=== Begin Enclosure ===

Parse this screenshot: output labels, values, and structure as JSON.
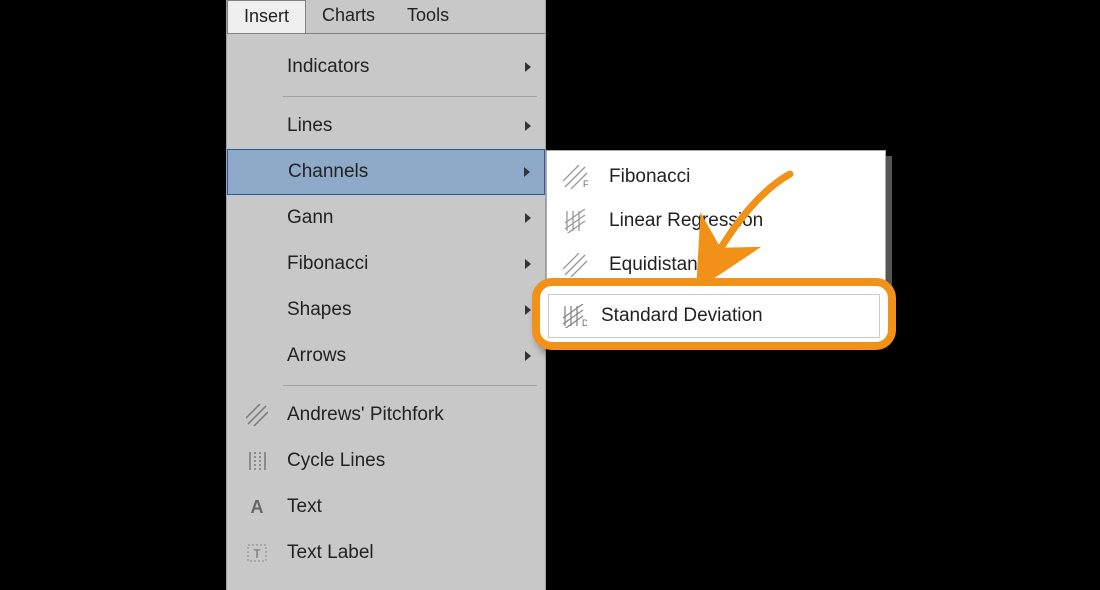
{
  "menubar": {
    "tabs": [
      {
        "label": "Insert",
        "active": true
      },
      {
        "label": "Charts",
        "active": false
      },
      {
        "label": "Tools",
        "active": false
      }
    ]
  },
  "dropdown": {
    "groups": [
      [
        {
          "label": "Indicators",
          "has_submenu": true
        }
      ],
      [
        {
          "label": "Lines",
          "has_submenu": true
        },
        {
          "label": "Channels",
          "has_submenu": true,
          "highlight": true
        },
        {
          "label": "Gann",
          "has_submenu": true
        },
        {
          "label": "Fibonacci",
          "has_submenu": true
        },
        {
          "label": "Shapes",
          "has_submenu": true
        },
        {
          "label": "Arrows",
          "has_submenu": true
        }
      ],
      [
        {
          "label": "Andrews' Pitchfork",
          "icon": "hatch-icon"
        },
        {
          "label": "Cycle Lines",
          "icon": "vlines-icon"
        },
        {
          "label": "Text",
          "icon": "letter-a-icon"
        },
        {
          "label": "Text Label",
          "icon": "text-box-icon"
        }
      ]
    ]
  },
  "submenu": {
    "items": [
      {
        "label": "Fibonacci",
        "icon": "hatch-f-icon"
      },
      {
        "label": "Linear Regression",
        "icon": "hatch-r-icon"
      },
      {
        "label": "Equidistant",
        "icon": "hatch-e-icon"
      },
      {
        "label": "Standard Deviation",
        "icon": "hatch-d-icon",
        "highlighted": true
      }
    ]
  },
  "colors": {
    "callout_border": "#f29118",
    "highlight_bg": "#8fa9c9"
  }
}
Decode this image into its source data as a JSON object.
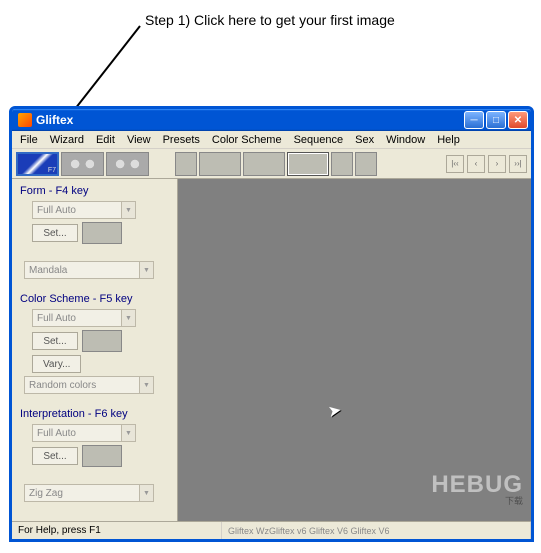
{
  "annotation": "Step 1) Click here to get your first image",
  "window": {
    "title": "Gliftex"
  },
  "menu": [
    "File",
    "Wizard",
    "Edit",
    "View",
    "Presets",
    "Color Scheme",
    "Sequence",
    "Sex",
    "Window",
    "Help"
  ],
  "toolbar": {
    "f7_label": "F7"
  },
  "nav": {
    "first": "|‹‹",
    "prev": "‹",
    "next": "›",
    "last": "››|"
  },
  "panels": {
    "form": {
      "title": "Form - F4 key",
      "mode": "Full Auto",
      "set": "Set...",
      "shape": "Mandala"
    },
    "color": {
      "title": "Color Scheme - F5 key",
      "mode": "Full Auto",
      "set": "Set...",
      "vary": "Vary...",
      "palette": "Random colors"
    },
    "interp": {
      "title": "Interpretation - F6 key",
      "mode": "Full Auto",
      "set": "Set...",
      "style": "Zig Zag"
    }
  },
  "status": {
    "help": "For Help, press F1",
    "info": "Gliftex   WzGliftex v6 Gliftex V6 Gliftex V6"
  },
  "watermark": "HEBUG",
  "watermark_sub": "下载"
}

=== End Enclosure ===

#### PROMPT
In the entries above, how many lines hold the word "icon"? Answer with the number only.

#### RESULT
8